Victoria A. Murphy
Victoria A. Murphy is Professor of Applied Linguistics and Deputy Director of the Department of Education, University of Oxford. She convenes the Applied Linguistics research group, as well as the R.E.A.L. (Research in English as an Additional Language) group. Victoria’s research lies mainly within the field of child second and foreign language learning, vocabulary, and literacy development. She is the author of Second Language Learning in the Early School Years (2014) in the Oxford Applied Linguistics series and the lead editor of Early Childhood Education in English for Speakers of Other Languages (2016).
Nina Spada is Professor Emerita in the Language and Literacies Education program at the University of Toronto. She is co-author of the award-winning book How Languages are Learned (4th edition, 2013) and co-editor of the Oxford Key Concepts for the Language Classroom series. As a teacher educator and research consultant, she has contributed to large-scale international projects related to the teaching and learning of second and foreign languages, including those sponsored by the European Commission and the World Bank.

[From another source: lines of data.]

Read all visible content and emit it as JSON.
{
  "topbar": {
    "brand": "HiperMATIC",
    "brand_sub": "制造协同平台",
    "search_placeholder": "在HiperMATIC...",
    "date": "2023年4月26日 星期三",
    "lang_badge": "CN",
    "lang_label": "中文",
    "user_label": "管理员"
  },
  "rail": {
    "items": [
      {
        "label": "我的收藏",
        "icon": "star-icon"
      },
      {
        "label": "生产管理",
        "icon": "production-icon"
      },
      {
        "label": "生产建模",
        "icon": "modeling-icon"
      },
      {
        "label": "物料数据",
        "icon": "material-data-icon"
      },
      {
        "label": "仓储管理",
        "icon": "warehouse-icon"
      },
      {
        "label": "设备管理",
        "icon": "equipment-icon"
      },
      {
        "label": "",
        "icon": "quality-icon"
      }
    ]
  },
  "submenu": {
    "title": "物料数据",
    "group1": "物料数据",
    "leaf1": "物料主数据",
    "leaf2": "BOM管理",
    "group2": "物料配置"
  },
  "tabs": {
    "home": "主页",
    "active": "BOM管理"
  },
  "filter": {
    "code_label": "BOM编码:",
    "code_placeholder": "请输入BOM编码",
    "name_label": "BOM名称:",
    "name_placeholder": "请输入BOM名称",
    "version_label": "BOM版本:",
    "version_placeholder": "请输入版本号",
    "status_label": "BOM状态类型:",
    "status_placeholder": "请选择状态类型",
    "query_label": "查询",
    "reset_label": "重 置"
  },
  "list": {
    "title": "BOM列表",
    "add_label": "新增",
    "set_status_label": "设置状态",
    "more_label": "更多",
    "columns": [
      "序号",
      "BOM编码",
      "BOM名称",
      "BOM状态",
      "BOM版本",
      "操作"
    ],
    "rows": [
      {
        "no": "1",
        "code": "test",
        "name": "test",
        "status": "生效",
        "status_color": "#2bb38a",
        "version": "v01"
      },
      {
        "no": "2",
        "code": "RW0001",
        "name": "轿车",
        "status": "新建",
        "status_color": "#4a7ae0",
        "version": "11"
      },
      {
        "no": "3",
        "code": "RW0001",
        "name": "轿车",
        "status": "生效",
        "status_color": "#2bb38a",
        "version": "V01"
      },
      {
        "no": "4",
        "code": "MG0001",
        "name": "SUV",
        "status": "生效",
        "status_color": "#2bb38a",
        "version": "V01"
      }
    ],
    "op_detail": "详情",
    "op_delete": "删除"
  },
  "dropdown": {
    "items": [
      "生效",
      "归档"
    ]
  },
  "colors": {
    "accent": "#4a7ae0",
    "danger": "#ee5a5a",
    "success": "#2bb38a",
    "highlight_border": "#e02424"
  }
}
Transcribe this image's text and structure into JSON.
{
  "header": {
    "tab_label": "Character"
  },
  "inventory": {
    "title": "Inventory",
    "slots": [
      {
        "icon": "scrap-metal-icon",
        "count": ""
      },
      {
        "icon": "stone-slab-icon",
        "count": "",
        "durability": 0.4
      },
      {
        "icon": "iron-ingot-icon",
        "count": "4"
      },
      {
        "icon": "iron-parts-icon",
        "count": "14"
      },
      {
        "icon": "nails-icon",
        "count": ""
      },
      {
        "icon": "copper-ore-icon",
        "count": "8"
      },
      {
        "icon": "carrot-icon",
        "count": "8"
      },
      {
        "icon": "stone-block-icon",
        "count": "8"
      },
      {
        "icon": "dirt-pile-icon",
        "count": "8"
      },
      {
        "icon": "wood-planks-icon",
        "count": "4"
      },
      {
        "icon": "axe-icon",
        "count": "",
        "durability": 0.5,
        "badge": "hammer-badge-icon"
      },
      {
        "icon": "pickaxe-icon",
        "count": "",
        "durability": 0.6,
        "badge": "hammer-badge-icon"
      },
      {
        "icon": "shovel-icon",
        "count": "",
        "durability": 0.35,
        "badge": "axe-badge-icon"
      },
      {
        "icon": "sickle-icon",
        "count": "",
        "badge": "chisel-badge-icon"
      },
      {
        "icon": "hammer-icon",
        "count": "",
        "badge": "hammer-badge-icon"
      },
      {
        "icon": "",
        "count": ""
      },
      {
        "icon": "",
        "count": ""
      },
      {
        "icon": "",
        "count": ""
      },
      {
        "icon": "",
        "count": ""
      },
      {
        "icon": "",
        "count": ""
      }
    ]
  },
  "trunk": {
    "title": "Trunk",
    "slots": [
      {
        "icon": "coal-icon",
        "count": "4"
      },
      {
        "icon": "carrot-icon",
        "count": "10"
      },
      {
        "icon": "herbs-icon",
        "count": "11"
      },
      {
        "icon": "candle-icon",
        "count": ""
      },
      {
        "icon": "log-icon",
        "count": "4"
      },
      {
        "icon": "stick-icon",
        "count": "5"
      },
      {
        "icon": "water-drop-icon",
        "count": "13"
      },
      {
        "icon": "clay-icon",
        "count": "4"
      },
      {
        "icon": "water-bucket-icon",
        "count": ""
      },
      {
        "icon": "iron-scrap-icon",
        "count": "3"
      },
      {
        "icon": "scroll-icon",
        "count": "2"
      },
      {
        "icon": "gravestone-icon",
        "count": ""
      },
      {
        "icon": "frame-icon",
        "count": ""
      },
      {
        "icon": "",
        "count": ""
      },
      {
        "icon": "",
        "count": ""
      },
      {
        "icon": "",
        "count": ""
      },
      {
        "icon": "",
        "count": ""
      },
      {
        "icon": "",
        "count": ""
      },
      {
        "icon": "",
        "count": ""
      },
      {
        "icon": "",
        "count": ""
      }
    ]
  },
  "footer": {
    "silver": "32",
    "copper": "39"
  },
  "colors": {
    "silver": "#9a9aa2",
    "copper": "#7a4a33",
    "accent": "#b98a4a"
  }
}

Hamish Chalmers is Departmental Lecturer in Applied Linguistics at the University of Oxford. He is also co-vice chair of UK’s National Association for Language Development in the Curriculum (NALDIC). He has extensive experience of teaching students for whom English is an additional language (EAL), including a number of years as Director of EAL at a large international school in Bangkok. His main research interest concerns the incorporation of L1-mediated teaching and learning strategies into mainstream education in linguistically diverse schools.